Element data from apps and pages:
________________

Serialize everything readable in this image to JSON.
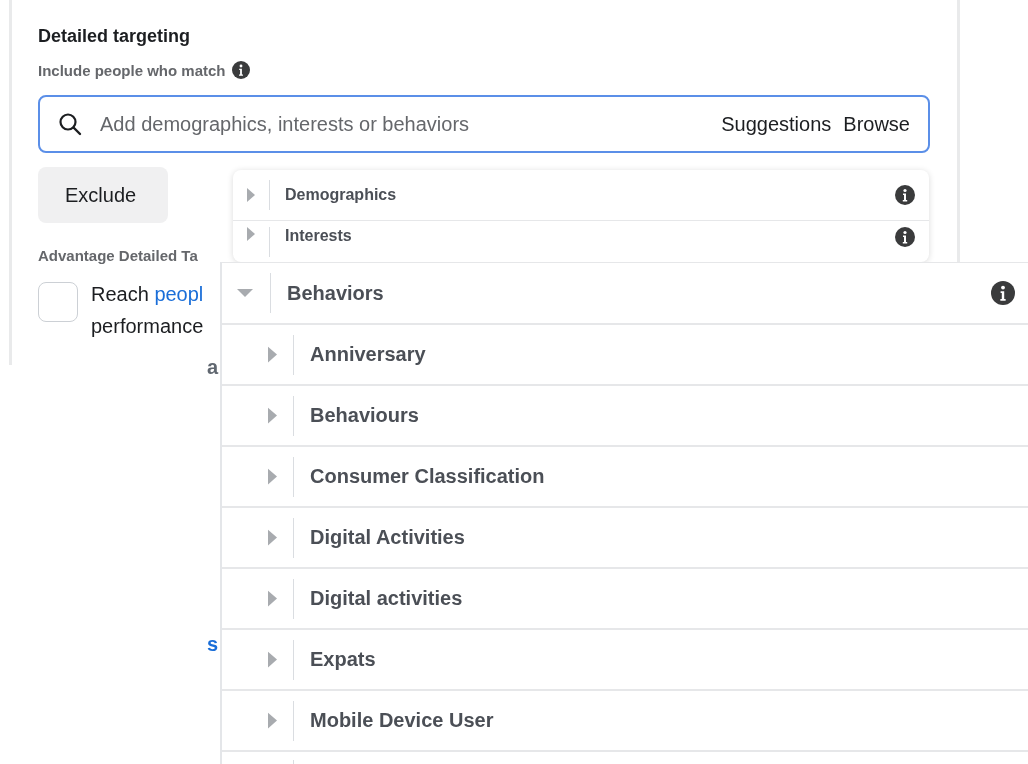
{
  "panel": {
    "title": "Detailed targeting",
    "subtitle": "Include people who match",
    "search": {
      "placeholder": "Add demographics, interests or behaviors",
      "actions": [
        "Suggestions",
        "Browse"
      ]
    },
    "exclude_button": "Exclude",
    "advantage_label": "Advantage Detailed Ta",
    "advantage_option": {
      "checked": false,
      "text_start": "Reach ",
      "link": "peopl",
      "line2": "performance"
    },
    "fragments": [
      "a",
      "s"
    ]
  },
  "browse_menu": {
    "items": [
      {
        "label": "Demographics",
        "expanded": false
      },
      {
        "label": "Interests",
        "expanded": false
      }
    ]
  },
  "behaviors_panel": {
    "header": {
      "label": "Behaviors",
      "expanded": true
    },
    "children": [
      {
        "label": "Anniversary",
        "expanded": false
      },
      {
        "label": "Behaviours",
        "expanded": false
      },
      {
        "label": "Consumer Classification",
        "expanded": false
      },
      {
        "label": "Digital Activities",
        "expanded": false
      },
      {
        "label": "Digital activities",
        "expanded": false
      },
      {
        "label": "Expats",
        "expanded": false
      },
      {
        "label": "Mobile Device User",
        "expanded": false
      }
    ]
  }
}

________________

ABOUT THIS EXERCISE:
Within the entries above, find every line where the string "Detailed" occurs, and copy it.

ANSWER BOX:
    "title": "Detailed targeting",
    "advantage_label": "Advantage Detailed Ta",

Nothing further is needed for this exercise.